=== Section Start ===

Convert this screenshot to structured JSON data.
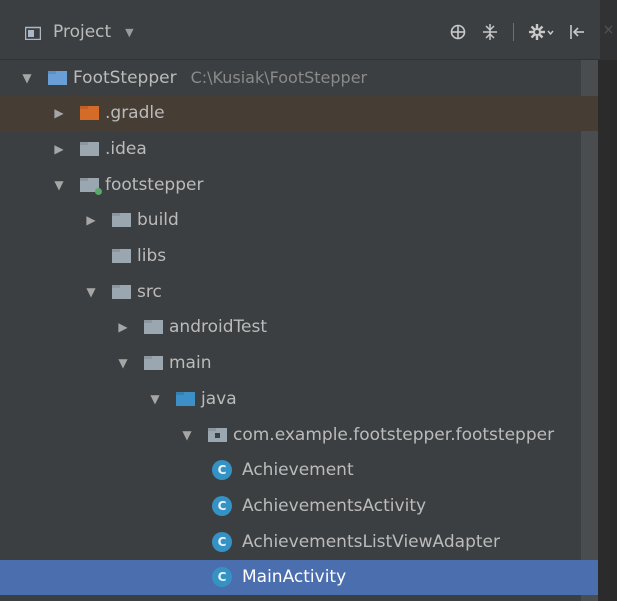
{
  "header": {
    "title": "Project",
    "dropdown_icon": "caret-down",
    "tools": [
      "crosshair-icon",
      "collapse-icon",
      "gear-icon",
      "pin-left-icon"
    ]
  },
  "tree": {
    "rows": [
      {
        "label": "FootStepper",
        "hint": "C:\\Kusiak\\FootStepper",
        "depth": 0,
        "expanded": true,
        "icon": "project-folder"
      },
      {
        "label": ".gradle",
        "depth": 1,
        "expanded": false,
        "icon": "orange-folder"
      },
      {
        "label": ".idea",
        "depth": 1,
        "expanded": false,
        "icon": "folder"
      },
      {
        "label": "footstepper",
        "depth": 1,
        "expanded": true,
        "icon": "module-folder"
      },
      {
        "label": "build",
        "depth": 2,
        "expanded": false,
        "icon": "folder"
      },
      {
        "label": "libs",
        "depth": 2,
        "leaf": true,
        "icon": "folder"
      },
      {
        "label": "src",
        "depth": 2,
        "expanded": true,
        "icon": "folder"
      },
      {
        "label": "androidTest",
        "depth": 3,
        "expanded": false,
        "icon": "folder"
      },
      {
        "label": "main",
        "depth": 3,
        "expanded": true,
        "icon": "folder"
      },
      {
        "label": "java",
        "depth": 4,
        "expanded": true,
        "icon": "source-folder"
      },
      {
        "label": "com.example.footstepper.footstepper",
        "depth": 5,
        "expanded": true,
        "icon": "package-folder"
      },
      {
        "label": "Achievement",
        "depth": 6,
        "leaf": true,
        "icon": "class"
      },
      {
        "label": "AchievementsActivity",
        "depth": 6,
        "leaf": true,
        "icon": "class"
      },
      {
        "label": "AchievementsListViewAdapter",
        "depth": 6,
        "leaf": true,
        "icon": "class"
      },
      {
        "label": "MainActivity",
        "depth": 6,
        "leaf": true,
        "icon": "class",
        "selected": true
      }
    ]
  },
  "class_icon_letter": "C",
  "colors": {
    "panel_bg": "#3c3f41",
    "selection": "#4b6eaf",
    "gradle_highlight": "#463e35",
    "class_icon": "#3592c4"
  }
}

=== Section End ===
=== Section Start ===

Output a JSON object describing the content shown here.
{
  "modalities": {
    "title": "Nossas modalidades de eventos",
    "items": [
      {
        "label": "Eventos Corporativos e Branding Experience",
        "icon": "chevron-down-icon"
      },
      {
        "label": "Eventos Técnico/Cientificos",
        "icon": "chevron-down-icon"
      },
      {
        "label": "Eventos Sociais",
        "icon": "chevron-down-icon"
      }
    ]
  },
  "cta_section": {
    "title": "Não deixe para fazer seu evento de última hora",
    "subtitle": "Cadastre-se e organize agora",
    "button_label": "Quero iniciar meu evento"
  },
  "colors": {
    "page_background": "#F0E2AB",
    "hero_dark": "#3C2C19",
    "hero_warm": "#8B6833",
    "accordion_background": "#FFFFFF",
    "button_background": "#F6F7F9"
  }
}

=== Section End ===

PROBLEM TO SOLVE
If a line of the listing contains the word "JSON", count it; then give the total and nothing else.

RESPONSE FOR THIS EXERCISE
2